When air temperatures hover in the 40s and water temperatures dip down around 50, wind speeds of more than about ten knots will make staying warm while wading nearly impossible.Light winds blowing through cold air over water of about 50⁰ create a slightly better situation, one with enhanced potential in situations where the conditions have moderated from greater extremes. Consequently, I will venture out with high hopes when water temperatures rise from the mid-40s into the high-40s, if warming air temperatures and light winds occur at the same time. In some of those situations, catching monster trout becomes quite possible, even likely.

Big trout often feed vigorously during the hour or so immediately before, during and after the passage of a strong cold front too.
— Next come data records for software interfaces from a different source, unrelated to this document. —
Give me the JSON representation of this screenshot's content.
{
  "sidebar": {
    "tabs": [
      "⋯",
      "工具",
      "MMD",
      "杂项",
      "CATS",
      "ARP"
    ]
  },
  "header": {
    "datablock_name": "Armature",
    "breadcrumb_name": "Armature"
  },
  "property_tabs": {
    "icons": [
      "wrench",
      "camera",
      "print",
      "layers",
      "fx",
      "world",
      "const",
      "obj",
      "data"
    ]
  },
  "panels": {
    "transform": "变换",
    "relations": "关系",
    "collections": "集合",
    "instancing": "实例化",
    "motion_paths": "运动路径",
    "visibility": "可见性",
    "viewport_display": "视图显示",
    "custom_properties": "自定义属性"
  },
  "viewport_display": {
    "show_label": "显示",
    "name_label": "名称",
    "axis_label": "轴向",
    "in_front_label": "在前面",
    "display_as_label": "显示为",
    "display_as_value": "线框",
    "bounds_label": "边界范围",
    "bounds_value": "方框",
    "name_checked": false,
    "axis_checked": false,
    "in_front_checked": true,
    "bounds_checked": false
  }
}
Fishing in the right places during the wind shift can produce memorable catches for brave souls prepared to deal with the aftermath of the event.If the forecast shows a front passing over the waters late in the morning on a given day, for instance, I can justify heading out and fishing up to and through the big change, figuring we will get in a full day if the prediction holds true. Often, this plan pays off handsomely, provided we prepare and equip ourselves properly for the chilly boat ride home.

Part of this preparation involves staying out of places which will put us in harm's way once north/northwest winds crank up in earnest after the front arrives. One should not attempt to cross deep, open waters in such a situation, so planning on fishing in places which offer some protection from the winds and from which one can return to the dock without crossing long stretches of the main bays becomes critical. A similar reality arises when ominous, dark clouds approach over the horizon during the warm season.

Thunderstorms certainly smash the hopes of all anglers. Waving a graphite rod around in the air under electric clouds makes no sense whatsoever! When a forecast calls for a high likelihood of thunderstorms occurring, I generally see it as a deal-breaker and cancel plans to fish. Unfortunately, forecasters often fail to recognize the potential for strong storms developing and provide false hopes for an outing, and we find ourselves on the water facing the threat of severe weather. In months like May and June, such scenarios occur with some regularity, but they can certainly happen in any warm month.

No sane angler should attempt to fish through a rain event which produces lightning; doing so risks life and limb. Running from a storm in the boat can also place a captain in dire straits. I prefer to wait out strong cells sitting on land if possible, placing my profile as low to the ground as I can. I will only choose to try and outrun the wall cloud back to safe harbor if I can do so while passing through water less than about three feet deep. Neither I nor anyone else should attempt to cross deep, exposed basins in the main bays while trying to stay ahead of the gnashing teeth of gnarly purple vapors.

I've been caught and engulfed by monstrous cells numerous times, with the throttle of my outboard pressed fully forward, racing along at over 50 mph. This isn't particularly dangerous in shallow water, but out in the middle, such a race can rattle one's bones and sink more than hopes. This scenario, perhaps more than any other, requires all competent captains to remain cognizant of the tangible dangers inherent to navigating the waters of our estuaries.

Most decisions related to extreme conditions do not carry such heavy weight; they relate more to the possibilities for catching some fish, not to survival. All the aforementioned elements can become harsh enough to squelch the legitimacy of an effort, including excessive turbidity, extremely strong or slack tides, bulging bull tides and scratching low ones, but stout winds and bitter temperatures most consistently snuff the deal.

In many situations, particularly during the colder half of the year, a combination of the wind and temperature elements combined with recent pattern trends create a clear picture of potential productivity. All competent captains monitor these elements on a regular basis, and have an active awareness not only of how various conditions impact their efforts, but also of when they render those efforts essentially futile. This knowledge allows them to operate safely and productively and to keep the fun in the fishing.